### Try it
Where does the word "true" show up in the data? Please find each such line and copy it.

### Provided records

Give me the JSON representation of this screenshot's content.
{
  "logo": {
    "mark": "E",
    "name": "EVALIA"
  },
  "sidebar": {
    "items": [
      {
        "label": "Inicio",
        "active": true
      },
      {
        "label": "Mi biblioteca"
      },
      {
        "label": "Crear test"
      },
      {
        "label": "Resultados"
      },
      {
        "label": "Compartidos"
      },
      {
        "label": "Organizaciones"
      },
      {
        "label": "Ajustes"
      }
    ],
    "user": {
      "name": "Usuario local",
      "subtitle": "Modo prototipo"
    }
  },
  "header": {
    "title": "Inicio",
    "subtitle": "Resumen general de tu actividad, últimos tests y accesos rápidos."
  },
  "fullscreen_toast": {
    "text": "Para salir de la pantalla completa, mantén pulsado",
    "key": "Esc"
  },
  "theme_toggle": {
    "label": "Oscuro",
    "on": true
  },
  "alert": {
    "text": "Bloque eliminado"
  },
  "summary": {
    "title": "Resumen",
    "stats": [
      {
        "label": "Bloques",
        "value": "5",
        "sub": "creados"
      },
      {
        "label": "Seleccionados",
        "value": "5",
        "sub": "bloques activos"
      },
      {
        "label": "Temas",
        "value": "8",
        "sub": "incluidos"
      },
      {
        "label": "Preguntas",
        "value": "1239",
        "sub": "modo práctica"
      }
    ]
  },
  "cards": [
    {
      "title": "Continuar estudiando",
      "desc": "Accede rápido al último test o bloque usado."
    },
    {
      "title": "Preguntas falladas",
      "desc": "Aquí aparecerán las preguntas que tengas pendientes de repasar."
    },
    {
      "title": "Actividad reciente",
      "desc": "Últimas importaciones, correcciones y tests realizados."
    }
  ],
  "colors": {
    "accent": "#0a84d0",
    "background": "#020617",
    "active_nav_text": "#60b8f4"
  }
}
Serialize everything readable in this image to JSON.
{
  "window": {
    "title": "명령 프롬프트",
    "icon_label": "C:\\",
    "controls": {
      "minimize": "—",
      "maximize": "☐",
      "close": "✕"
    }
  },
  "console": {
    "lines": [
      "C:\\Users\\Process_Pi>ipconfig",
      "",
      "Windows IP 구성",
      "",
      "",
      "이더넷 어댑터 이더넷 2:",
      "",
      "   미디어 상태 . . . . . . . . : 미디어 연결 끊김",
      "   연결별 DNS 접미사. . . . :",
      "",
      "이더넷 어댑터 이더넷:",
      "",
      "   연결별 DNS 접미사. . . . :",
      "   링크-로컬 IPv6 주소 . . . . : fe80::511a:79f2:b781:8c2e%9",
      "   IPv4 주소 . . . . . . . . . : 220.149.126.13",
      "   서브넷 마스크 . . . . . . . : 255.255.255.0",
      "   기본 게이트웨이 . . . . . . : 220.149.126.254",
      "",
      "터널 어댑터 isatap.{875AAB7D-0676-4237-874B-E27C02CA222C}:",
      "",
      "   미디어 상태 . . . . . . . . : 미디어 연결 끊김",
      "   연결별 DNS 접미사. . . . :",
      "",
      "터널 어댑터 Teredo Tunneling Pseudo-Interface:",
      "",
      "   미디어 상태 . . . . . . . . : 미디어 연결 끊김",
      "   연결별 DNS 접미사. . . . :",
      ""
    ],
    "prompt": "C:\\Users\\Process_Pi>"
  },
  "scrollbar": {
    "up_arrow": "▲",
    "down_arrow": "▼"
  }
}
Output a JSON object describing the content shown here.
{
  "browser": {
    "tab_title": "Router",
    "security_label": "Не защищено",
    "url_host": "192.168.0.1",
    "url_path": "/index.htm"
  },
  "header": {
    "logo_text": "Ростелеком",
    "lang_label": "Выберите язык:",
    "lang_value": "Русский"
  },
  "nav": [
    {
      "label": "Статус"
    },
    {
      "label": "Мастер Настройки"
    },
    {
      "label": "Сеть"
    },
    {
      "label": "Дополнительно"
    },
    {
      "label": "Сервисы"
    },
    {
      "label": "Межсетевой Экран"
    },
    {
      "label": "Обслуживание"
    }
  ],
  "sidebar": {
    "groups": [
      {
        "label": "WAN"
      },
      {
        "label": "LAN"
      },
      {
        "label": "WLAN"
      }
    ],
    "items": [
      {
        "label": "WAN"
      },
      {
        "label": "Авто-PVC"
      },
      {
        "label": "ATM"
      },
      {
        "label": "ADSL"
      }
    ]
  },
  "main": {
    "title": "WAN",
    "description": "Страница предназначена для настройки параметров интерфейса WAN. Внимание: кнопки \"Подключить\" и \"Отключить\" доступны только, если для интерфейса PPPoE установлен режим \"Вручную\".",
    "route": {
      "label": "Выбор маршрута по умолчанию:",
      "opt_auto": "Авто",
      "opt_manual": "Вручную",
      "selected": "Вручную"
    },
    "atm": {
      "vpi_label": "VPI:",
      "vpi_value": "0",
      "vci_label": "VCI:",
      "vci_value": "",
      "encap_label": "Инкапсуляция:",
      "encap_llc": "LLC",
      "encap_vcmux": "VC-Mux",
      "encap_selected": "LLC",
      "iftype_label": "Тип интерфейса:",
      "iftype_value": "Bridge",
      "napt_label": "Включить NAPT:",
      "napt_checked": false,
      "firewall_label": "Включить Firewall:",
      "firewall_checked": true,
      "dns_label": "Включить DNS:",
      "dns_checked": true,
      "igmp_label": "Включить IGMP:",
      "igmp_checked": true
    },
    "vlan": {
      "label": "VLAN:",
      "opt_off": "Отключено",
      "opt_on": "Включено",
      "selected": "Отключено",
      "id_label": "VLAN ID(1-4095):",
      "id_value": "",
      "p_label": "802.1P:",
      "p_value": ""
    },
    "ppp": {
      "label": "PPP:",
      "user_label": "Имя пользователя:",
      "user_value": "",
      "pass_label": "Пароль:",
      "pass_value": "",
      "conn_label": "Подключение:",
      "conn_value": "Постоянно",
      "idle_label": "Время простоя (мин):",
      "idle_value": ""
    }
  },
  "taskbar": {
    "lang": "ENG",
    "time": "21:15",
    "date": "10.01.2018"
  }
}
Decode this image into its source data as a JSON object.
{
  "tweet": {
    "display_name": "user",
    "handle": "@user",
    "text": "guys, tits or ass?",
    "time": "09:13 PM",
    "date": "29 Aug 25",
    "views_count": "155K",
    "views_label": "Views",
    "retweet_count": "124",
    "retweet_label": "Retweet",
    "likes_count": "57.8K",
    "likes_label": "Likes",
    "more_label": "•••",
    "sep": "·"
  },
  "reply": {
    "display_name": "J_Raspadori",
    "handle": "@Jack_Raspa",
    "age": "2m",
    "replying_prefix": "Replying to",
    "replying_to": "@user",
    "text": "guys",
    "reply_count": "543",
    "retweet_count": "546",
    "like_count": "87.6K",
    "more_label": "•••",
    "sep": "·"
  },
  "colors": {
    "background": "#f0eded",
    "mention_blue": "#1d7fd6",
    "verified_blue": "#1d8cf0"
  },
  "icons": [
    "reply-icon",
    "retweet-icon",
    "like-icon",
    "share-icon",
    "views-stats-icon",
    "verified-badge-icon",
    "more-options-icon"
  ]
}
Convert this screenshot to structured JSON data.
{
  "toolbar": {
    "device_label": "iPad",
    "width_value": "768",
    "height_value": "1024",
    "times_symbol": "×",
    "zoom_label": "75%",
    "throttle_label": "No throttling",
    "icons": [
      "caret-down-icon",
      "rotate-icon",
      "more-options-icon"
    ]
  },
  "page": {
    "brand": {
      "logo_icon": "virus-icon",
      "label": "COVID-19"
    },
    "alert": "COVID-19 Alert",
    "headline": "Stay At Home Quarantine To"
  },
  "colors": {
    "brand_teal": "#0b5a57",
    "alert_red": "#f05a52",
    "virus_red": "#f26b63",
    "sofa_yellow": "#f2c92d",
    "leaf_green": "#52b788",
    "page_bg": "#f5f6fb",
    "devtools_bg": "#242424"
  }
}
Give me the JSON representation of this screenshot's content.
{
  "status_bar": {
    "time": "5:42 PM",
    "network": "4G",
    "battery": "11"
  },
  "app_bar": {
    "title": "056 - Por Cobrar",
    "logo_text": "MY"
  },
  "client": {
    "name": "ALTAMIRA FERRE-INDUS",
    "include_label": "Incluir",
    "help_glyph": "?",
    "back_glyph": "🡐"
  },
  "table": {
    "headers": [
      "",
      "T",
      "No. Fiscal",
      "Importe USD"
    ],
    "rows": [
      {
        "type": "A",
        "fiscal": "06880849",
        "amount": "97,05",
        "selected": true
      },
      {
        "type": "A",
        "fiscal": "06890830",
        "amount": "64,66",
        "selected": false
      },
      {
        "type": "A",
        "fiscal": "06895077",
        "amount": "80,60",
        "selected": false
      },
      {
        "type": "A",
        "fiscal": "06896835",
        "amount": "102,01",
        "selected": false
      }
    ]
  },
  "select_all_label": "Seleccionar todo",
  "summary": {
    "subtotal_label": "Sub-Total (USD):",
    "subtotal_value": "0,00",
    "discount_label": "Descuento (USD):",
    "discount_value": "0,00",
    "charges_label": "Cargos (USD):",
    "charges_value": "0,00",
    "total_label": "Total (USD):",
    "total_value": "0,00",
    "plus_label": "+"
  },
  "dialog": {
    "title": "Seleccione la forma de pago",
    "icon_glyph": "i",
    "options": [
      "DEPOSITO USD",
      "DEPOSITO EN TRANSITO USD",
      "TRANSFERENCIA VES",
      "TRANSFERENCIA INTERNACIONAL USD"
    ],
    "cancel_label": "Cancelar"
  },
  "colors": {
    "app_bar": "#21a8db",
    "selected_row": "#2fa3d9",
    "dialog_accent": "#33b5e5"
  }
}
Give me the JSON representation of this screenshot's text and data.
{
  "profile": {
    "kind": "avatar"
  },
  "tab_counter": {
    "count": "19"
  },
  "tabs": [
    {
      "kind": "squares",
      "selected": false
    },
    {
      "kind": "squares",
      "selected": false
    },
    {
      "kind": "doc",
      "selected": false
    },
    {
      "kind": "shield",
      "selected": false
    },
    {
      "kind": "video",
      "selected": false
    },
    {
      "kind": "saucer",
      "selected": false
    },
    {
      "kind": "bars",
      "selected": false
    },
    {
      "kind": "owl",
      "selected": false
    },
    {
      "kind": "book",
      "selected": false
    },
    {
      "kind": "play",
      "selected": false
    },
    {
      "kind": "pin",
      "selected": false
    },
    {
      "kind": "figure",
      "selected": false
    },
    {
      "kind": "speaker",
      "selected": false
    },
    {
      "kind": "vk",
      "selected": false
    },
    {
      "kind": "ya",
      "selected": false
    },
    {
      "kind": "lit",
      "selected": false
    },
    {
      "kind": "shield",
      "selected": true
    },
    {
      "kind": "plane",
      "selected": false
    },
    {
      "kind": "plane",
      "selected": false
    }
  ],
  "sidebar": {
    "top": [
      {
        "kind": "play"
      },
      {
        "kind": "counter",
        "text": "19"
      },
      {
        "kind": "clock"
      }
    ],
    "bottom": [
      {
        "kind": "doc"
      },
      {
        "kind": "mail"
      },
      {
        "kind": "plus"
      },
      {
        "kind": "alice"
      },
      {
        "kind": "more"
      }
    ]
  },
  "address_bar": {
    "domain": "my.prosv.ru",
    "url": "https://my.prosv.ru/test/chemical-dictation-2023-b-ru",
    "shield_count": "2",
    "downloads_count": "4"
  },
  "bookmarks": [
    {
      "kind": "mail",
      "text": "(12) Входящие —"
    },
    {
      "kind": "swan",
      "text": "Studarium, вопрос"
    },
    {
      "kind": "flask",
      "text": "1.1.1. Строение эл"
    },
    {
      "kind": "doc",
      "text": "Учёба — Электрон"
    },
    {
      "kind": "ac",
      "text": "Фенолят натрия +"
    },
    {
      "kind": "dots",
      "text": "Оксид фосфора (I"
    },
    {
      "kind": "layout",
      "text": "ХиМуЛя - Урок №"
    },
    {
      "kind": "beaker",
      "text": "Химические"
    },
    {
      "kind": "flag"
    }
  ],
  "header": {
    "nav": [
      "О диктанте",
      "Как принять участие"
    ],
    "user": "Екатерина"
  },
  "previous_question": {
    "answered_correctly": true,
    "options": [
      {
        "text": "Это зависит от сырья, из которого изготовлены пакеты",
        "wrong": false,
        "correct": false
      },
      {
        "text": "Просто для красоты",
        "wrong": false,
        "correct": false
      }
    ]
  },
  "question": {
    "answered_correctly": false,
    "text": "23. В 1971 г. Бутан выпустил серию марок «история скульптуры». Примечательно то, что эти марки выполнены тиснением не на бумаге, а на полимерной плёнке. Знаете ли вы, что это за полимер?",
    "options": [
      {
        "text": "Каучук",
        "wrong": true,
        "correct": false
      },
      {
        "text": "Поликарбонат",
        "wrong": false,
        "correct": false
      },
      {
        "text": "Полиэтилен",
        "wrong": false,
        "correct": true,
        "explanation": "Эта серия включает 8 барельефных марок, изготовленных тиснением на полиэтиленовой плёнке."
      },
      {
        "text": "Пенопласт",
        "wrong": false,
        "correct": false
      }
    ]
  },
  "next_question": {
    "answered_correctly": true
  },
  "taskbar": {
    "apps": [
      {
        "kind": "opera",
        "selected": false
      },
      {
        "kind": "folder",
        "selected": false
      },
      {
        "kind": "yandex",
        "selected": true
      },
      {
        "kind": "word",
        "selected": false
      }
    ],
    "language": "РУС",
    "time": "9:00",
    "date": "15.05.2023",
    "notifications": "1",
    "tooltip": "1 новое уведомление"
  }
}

### Result of the task
        "active": true
    "on": true
      "firewall_checked": true,
      "dns_checked": true,
      "igmp_checked": true
        "selected": true
      "selected": true
    "answered_correctly": true,
        "wrong": true,
        "correct": true,
    "answered_correctly": true
        "selected": true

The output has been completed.